Sunday, August 12, 2007

How to Retract a Misstatement

Misstatements on the modern campaign trail, when everything you say is YouTubable, are inevitable. The trick is how to get past them.

Mitt Romney (again) shows how it's done: first, promptly make public audio or video of the controversial remarks, then apologize without recrimination or qualification.


Q: "How many of your five sons are currently serving in the U.S. military? And if none of them are, how do they plan to support this war on terrorism by enlisting in our U.S. military?"

A: "[O]ne of the ways my sons are showing support for our nation is helping to get me elected because they think I'd be a great president. And my son, Josh, bought the family Winnebago, and has visited 99 counties, most of them with his three kids and his wife, and I respect that and respect all of those and the way they serve this great country."

Retraction: "I misspoke there. I didn't mean in any way to compare service in the country with my boys in any way. Service in this country is an extraordinary sacrifice being made by individuals and their families. . . . I'm very pleased and proud of my boys and the help they're doing for their dad, but it's not service to the country.
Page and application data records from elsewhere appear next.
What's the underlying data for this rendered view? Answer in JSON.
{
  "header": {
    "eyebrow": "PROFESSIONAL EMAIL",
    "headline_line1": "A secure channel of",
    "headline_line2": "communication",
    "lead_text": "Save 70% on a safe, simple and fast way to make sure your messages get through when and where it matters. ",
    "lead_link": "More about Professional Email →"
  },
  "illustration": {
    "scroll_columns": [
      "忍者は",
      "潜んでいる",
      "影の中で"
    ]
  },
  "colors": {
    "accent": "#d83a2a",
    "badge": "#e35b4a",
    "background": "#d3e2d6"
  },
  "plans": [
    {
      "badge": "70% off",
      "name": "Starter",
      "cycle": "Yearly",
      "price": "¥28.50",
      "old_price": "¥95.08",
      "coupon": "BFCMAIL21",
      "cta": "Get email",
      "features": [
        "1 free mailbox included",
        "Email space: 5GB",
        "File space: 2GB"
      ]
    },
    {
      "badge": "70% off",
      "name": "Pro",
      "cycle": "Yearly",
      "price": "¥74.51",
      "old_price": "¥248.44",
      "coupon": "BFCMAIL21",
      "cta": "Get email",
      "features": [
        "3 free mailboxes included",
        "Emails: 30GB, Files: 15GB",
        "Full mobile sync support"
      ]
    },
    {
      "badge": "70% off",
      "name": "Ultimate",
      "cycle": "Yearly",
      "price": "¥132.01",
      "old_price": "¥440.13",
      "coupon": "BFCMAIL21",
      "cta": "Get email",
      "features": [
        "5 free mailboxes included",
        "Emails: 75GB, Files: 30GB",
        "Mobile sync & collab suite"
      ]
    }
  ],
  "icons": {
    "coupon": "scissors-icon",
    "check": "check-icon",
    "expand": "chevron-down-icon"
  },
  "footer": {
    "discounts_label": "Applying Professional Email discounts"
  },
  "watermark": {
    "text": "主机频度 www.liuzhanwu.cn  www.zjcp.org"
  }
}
It's service for me. And there's just no comparison there."

Not only does this strategy benefit Romney; it also benefits the transparency movement.

Update (8/15): Media Matters catalogs the indifference of both the MSM and blogs to Romney's offensive remark. "In the end, it took nearly 96 hours for a big-time journalist," Chris Wallace of Fox News, to confront this "pro-war Republican with no military connection or tradition."
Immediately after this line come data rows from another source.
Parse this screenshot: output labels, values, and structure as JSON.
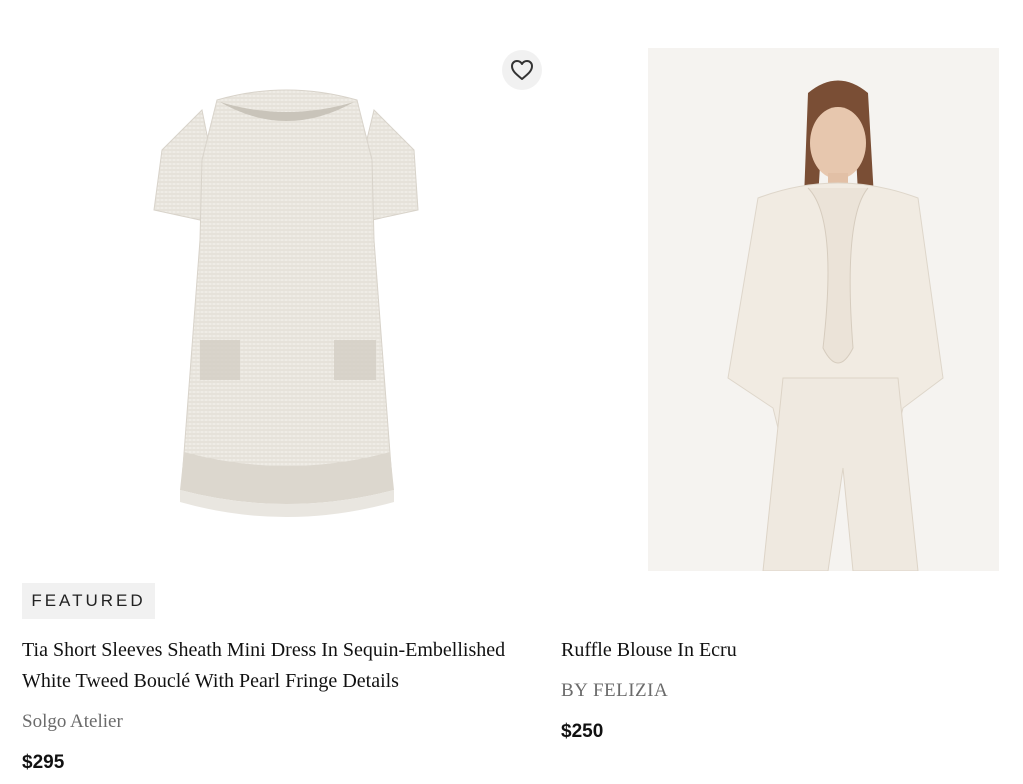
{
  "products": [
    {
      "image_alt": "",
      "badge": "FEATURED",
      "title": "Tia Short Sleeves Sheath Mini Dress In Sequin-Embellished White Tweed Bouclé With Pearl Fringe Details",
      "brand": "Solgo Atelier",
      "price": "$295",
      "wishlist_icon": "heart-outline-icon"
    },
    {
      "title": "Ruffle Blouse In Ecru",
      "brand": "BY FELIZIA",
      "price": "$250"
    }
  ],
  "colors": {
    "text": "#111111",
    "muted": "#6b6b6b",
    "badge_bg": "#f1f1f1"
  }
}
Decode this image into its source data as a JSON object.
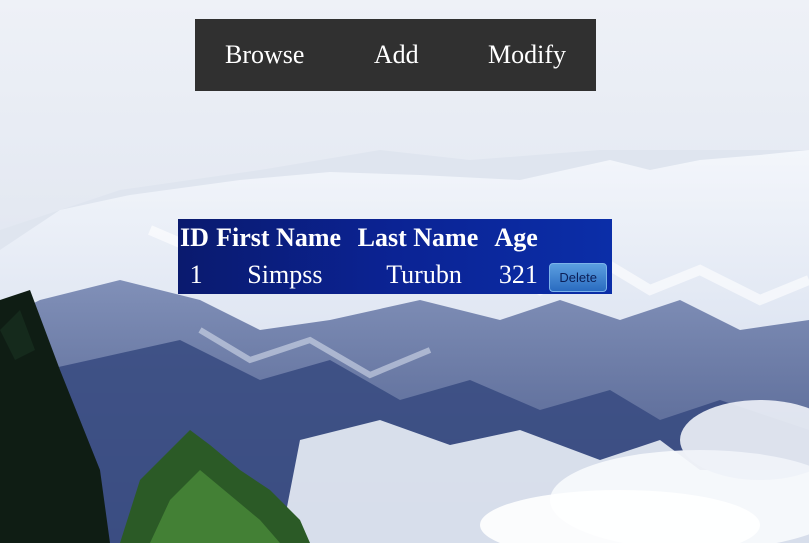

By contrast, when the news broke about John Edwards's costly coiffure, the media jumped on it.